Israel Series, Spring 2016
It’s cloudy in Ein-Karem, Israel, today. The sun is taking some time to regenerate after a few days of intense work, leaving us with enough energy behind to face this coldish day. Rainy weather somehow does something with my soul. It opens up a space within me.
I remember sitting outside on my little garden chair as a child, eating cookies and hearing the sound of raindrops falling onto my yellow umbrella. When I close my eyes, I can still see the excitement in my mom’s eyes as she breathes in deeply, taking in the fresh, grassy scent and with it the joy in her voice that would also pass on to me. In the heat of a South-African summer, rain was a real blessing, cooling the hot air down and making dry land green again.
Oftentimes, we would use the opportunity to go swimming in the school’s pool down the street, being super excited about swimming in the rain until the first flash of lightening would strike the sky, forcing us to rush out of the water as fast as possible.
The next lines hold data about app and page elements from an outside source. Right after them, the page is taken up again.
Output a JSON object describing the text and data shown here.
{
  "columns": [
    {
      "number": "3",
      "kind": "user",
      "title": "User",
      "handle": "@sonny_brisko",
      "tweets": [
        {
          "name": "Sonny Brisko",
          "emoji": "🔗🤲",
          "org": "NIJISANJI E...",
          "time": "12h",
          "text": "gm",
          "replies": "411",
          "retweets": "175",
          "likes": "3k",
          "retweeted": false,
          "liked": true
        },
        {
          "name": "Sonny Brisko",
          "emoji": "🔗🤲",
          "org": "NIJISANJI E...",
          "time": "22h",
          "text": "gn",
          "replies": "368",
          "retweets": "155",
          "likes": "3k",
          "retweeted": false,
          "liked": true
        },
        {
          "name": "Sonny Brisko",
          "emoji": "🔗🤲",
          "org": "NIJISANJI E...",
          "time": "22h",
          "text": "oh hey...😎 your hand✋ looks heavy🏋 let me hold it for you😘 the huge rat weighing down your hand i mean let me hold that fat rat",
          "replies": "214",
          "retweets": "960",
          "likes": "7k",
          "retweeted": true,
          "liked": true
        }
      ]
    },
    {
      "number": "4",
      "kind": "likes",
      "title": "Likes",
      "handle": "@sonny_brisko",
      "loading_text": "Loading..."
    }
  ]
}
Once the clouds had emptied themselves Mom would say: “Now everything feels new again.” It never occurred to me that rain was not liked by everyone in the world.
It never occurred to me that rain was not liked by everyone in the world.
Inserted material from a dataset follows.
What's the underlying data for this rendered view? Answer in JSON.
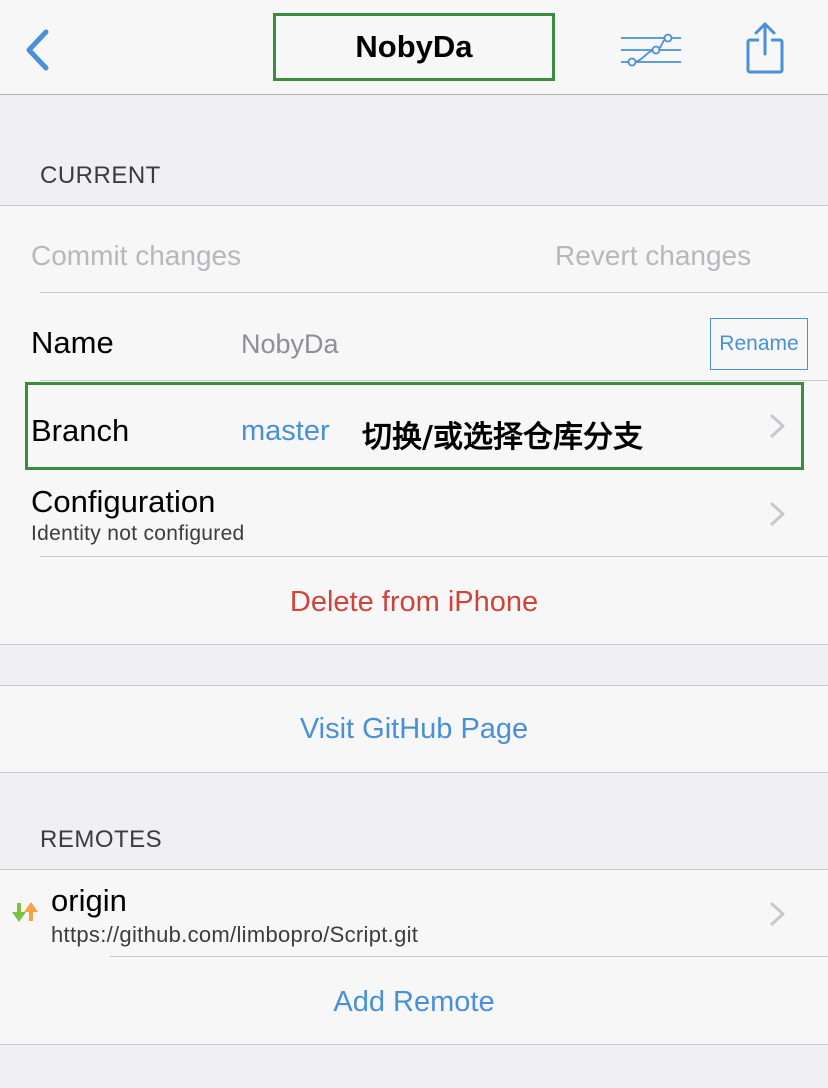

Moving to Germany where it rained more often, it was also liked a lot less. In fact, rain in Germany (and maybe other parts of the world, too?) can be used as common ground for moaning. If you by incidence bump into someone you know but aren’t close with, “bad weather” (synonym for rain) quickly becomes a way to small-talk. You start the conversation complaining about the rain and your dialogue partner of course agrees with you, as he or she is equally affected by this natural event. It’s a great conversation topic for a short interaction. Formula: moaning together = connecting?
I think about this as I sit on a rock declaring the rain to come. I wonder, if by the time I feel the first rain drop on my head, I will have enough time to run back to St. Vincent to collect my laundry fast enough, which is hanging out to dry. The wind blows through my hair, I wait with anticipation. I hear the birds chirp as they, too, will soon go in hiding. The streets are emptying themselves as the people of Ein Karem are seeking comfort in their homes. I imagine them sitting inside their limestone houses covered in colourful quilts, sipping on cups of hot cocoa and tea.
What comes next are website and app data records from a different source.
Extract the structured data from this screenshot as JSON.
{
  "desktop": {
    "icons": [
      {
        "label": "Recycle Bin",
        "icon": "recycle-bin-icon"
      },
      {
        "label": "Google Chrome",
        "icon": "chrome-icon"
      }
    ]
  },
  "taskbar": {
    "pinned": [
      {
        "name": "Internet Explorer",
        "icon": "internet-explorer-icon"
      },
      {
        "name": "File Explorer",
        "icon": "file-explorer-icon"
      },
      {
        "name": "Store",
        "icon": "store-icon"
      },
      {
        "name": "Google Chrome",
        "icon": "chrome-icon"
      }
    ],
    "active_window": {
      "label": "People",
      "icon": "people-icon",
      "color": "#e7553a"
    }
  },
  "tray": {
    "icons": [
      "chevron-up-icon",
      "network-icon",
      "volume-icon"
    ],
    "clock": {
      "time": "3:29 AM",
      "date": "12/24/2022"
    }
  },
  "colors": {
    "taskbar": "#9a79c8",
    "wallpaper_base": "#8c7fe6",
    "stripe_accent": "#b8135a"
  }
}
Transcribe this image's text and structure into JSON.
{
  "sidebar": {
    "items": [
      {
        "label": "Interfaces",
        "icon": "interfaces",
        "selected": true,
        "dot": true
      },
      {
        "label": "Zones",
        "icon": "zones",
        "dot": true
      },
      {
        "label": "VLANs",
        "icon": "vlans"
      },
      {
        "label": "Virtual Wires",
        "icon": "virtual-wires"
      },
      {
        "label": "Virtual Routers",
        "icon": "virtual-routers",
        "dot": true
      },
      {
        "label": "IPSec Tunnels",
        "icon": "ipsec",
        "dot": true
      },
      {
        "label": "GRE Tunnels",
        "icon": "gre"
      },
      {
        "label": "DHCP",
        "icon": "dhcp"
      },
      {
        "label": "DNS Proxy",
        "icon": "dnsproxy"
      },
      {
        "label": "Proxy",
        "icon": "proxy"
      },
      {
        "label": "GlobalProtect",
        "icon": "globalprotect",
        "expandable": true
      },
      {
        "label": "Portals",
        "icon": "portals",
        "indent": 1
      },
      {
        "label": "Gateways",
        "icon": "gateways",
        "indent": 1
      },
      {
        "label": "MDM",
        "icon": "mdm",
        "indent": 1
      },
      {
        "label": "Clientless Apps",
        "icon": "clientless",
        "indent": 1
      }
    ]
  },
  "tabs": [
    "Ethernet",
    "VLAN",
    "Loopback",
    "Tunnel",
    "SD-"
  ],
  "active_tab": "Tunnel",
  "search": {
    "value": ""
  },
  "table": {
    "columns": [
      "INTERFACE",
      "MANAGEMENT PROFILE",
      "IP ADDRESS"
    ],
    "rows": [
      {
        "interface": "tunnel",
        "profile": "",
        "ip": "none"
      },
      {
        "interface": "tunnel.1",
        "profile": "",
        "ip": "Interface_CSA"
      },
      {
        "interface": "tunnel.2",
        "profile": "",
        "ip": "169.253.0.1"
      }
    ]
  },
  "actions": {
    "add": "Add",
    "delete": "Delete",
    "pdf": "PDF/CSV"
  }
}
I wonder what the town’s yoga instructor is doing this very moment, as a Facebook comment she posted earlier comes to mind: “Winter okay. But rain yuck.“ I smile at the irony.
Rain somehow seems like a limitation. And it can be. I think of the pic-nic with the girls last summer that got cancelled or our plan to go to the beach today that we rescheduled to a “better“ day. Rain seems to limit us in our freedom. Our freedom of movement, exploration, simply being out in the world, really.
But is rain only a limitation?
Title image © 2017 Yosny Castro